  1. If you find an injured animal that you think may have a chance if it gets professional attention, there may be a local humane society or wildlife center that you can contact whose volunteers will pick it up (or you can deliver to them). I volunteered for many years at a local place (www.scwc.org), have seen many injured or orphaned animals – turtles with broken shells, birds with damaged beaks or feathers, birds mentally daranged from west nile virus infection, injured rabbits escaping from predator attack, abandoned baby squirrels, etc. Many do get healed and are released back into the wild. During my years at the place, I struggled to see if the unsustainable resources used by the wildlife place (fossil fuel dependency, imported food for feeding the animals from long distances, medical supplies etc) actually result in a net benefit to the wildlife.

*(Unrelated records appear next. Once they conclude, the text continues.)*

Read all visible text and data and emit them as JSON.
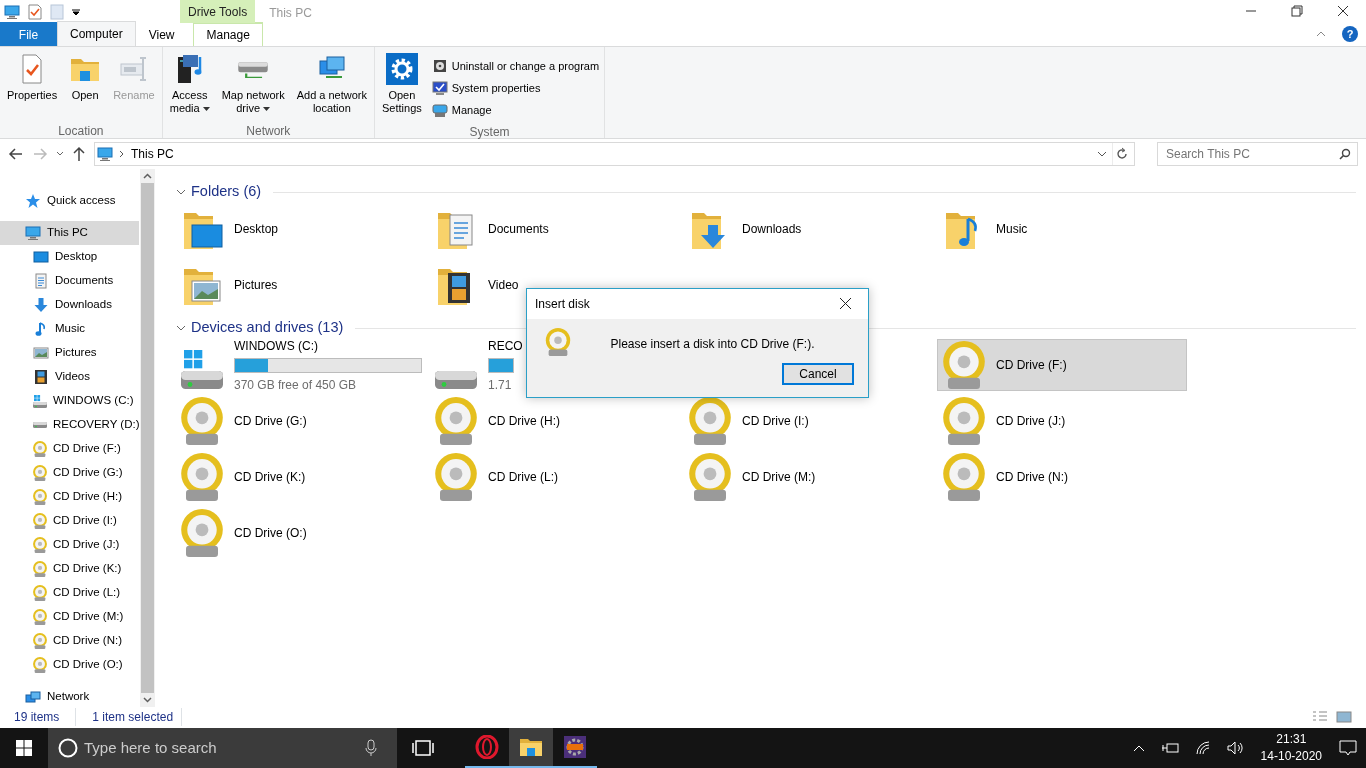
{
  "window": {
    "title": "This PC",
    "contextual_group": "Drive Tools",
    "help_glyph": "?"
  },
  "ribbon": {
    "tabs": [
      {
        "label": "File",
        "kind": "file",
        "selected": false
      },
      {
        "label": "Computer",
        "kind": "tab",
        "selected": true
      },
      {
        "label": "View",
        "kind": "tab",
        "selected": false
      },
      {
        "label": "Manage",
        "kind": "contextual",
        "selected": false
      }
    ],
    "groups": [
      {
        "label": "Location",
        "buttons": [
          {
            "label": "Properties",
            "kind": "properties",
            "disabled": false,
            "dropdown": false
          },
          {
            "label": "Open",
            "kind": "open",
            "disabled": false,
            "dropdown": false
          },
          {
            "label": "Rename",
            "kind": "rename",
            "disabled": true,
            "dropdown": false
          }
        ]
      },
      {
        "label": "Network",
        "buttons": [
          {
            "label": "Access\nmedia",
            "kind": "media",
            "disabled": false,
            "dropdown": true
          },
          {
            "label": "Map network\ndrive",
            "kind": "mapdrive",
            "disabled": false,
            "dropdown": true
          },
          {
            "label": "Add a network\nlocation",
            "kind": "netloc",
            "disabled": false,
            "dropdown": false
          }
        ]
      },
      {
        "label": "System",
        "buttons": [
          {
            "label": "Open\nSettings",
            "kind": "settings",
            "disabled": false,
            "dropdown": false
          }
        ],
        "small_buttons": [
          {
            "label": "Uninstall or change a program",
            "kind": "uninstall"
          },
          {
            "label": "System properties",
            "kind": "sysprops"
          },
          {
            "label": "Manage",
            "kind": "manage"
          }
        ]
      }
    ]
  },
  "address": {
    "path": "This PC",
    "search_placeholder": "Search This PC"
  },
  "sidebar": {
    "items": [
      {
        "label": "Quick access",
        "kind": "star",
        "selected": false
      },
      {
        "label": "This PC",
        "kind": "pc",
        "selected": true,
        "children": [
          {
            "label": "Desktop",
            "kind": "desktop",
            "selected": false
          },
          {
            "label": "Documents",
            "kind": "documents",
            "selected": false
          },
          {
            "label": "Downloads",
            "kind": "downloads",
            "selected": false
          },
          {
            "label": "Music",
            "kind": "music",
            "selected": false
          },
          {
            "label": "Pictures",
            "kind": "pictures",
            "selected": false
          },
          {
            "label": "Videos",
            "kind": "videos",
            "selected": false
          },
          {
            "label": "WINDOWS (C:)",
            "kind": "windrive",
            "selected": false
          },
          {
            "label": "RECOVERY (D:)",
            "kind": "drive",
            "selected": false
          },
          {
            "label": "CD Drive (F:)",
            "kind": "cd",
            "selected": false
          },
          {
            "label": "CD Drive (G:)",
            "kind": "cd",
            "selected": false
          },
          {
            "label": "CD Drive (H:)",
            "kind": "cd",
            "selected": false
          },
          {
            "label": "CD Drive (I:)",
            "kind": "cd",
            "selected": false
          },
          {
            "label": "CD Drive (J:)",
            "kind": "cd",
            "selected": false
          },
          {
            "label": "CD Drive (K:)",
            "kind": "cd",
            "selected": false
          },
          {
            "label": "CD Drive (L:)",
            "kind": "cd",
            "selected": false
          },
          {
            "label": "CD Drive (M:)",
            "kind": "cd",
            "selected": false
          },
          {
            "label": "CD Drive (N:)",
            "kind": "cd",
            "selected": false
          },
          {
            "label": "CD Drive (O:)",
            "kind": "cd",
            "selected": false
          }
        ]
      },
      {
        "label": "Network",
        "kind": "network",
        "selected": false
      }
    ]
  },
  "sections": [
    {
      "title": "Folders (6)",
      "expanded": true,
      "items": [
        {
          "label": "Desktop",
          "kind": "desktop",
          "selected": false
        },
        {
          "label": "Documents",
          "kind": "documents",
          "selected": false
        },
        {
          "label": "Downloads",
          "kind": "downloads",
          "selected": false
        },
        {
          "label": "Music",
          "kind": "music",
          "selected": false
        },
        {
          "label": "Pictures",
          "kind": "pictures",
          "selected": false
        },
        {
          "label": "Video",
          "kind": "videos",
          "selected": false
        }
      ]
    },
    {
      "title": "Devices and drives (13)",
      "expanded": true,
      "items": [
        {
          "label": "WINDOWS (C:)",
          "kind": "windrive",
          "selected": false,
          "level": 0.18,
          "free": "370 GB free of 450 GB"
        },
        {
          "label": "RECO",
          "kind": "drive",
          "selected": false,
          "level": 1,
          "free": "1.71"
        },
        {
          "kind": "covered"
        },
        {
          "label": "CD Drive (F:)",
          "kind": "cd",
          "selected": true
        },
        {
          "label": "CD Drive (G:)",
          "kind": "cd",
          "selected": false
        },
        {
          "label": "CD Drive (H:)",
          "kind": "cd",
          "selected": false
        },
        {
          "label": "CD Drive (I:)",
          "kind": "cd",
          "selected": false
        },
        {
          "label": "CD Drive (J:)",
          "kind": "cd",
          "selected": false
        },
        {
          "label": "CD Drive (K:)",
          "kind": "cd",
          "selected": false
        },
        {
          "label": "CD Drive (L:)",
          "kind": "cd",
          "selected": false
        },
        {
          "label": "CD Drive (M:)",
          "kind": "cd",
          "selected": false
        },
        {
          "label": "CD Drive (N:)",
          "kind": "cd",
          "selected": false
        },
        {
          "label": "CD Drive (O:)",
          "kind": "cd",
          "selected": false
        }
      ]
    }
  ],
  "dialog": {
    "title": "Insert disk",
    "message": "Please insert a disk into CD Drive (F:).",
    "button": "Cancel"
  },
  "status_bar": {
    "count": "19 items",
    "selection": "1 item selected"
  },
  "taskbar": {
    "search_placeholder": "Type here to search",
    "apps": [
      {
        "kind": "opera",
        "running": true,
        "active": false
      },
      {
        "kind": "explorer",
        "running": true,
        "active": true
      },
      {
        "kind": "ide",
        "running": true,
        "active": false
      }
    ],
    "time": "21:31",
    "date": "14-10-2020"
  }
}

Essentially all this we are doing is for us really, not for them, I think even the notion of selfless service is ultimately a benefit for us spiritually but we have to live out what our inner being tells us, the same force that is driving the rest of the nature, that is our nature too. It is a struggle for us humans to decide what to do and what not to do, the moral struggle is what makes us uniquely human and it will probably never end as long as we exist.

  2. Piyush — Good points, and I agree it’s a hard thing to determine what the right tradeoff in actions is. For better or worse the situations I’ve found myself in are usually ones where, with animals, they are at risk of imminent harm, and I can choose to help them or not. For plants it’s more a matter of helping them grow in the city in spots where they’re struggling.

  3. Good experience for me to read some of your articles; they’re really appealing to anyone who comes across these.
    I am very proud of you, Barath.
    I am eager to read and hear more of such articles from you.
    Patti (grandmother)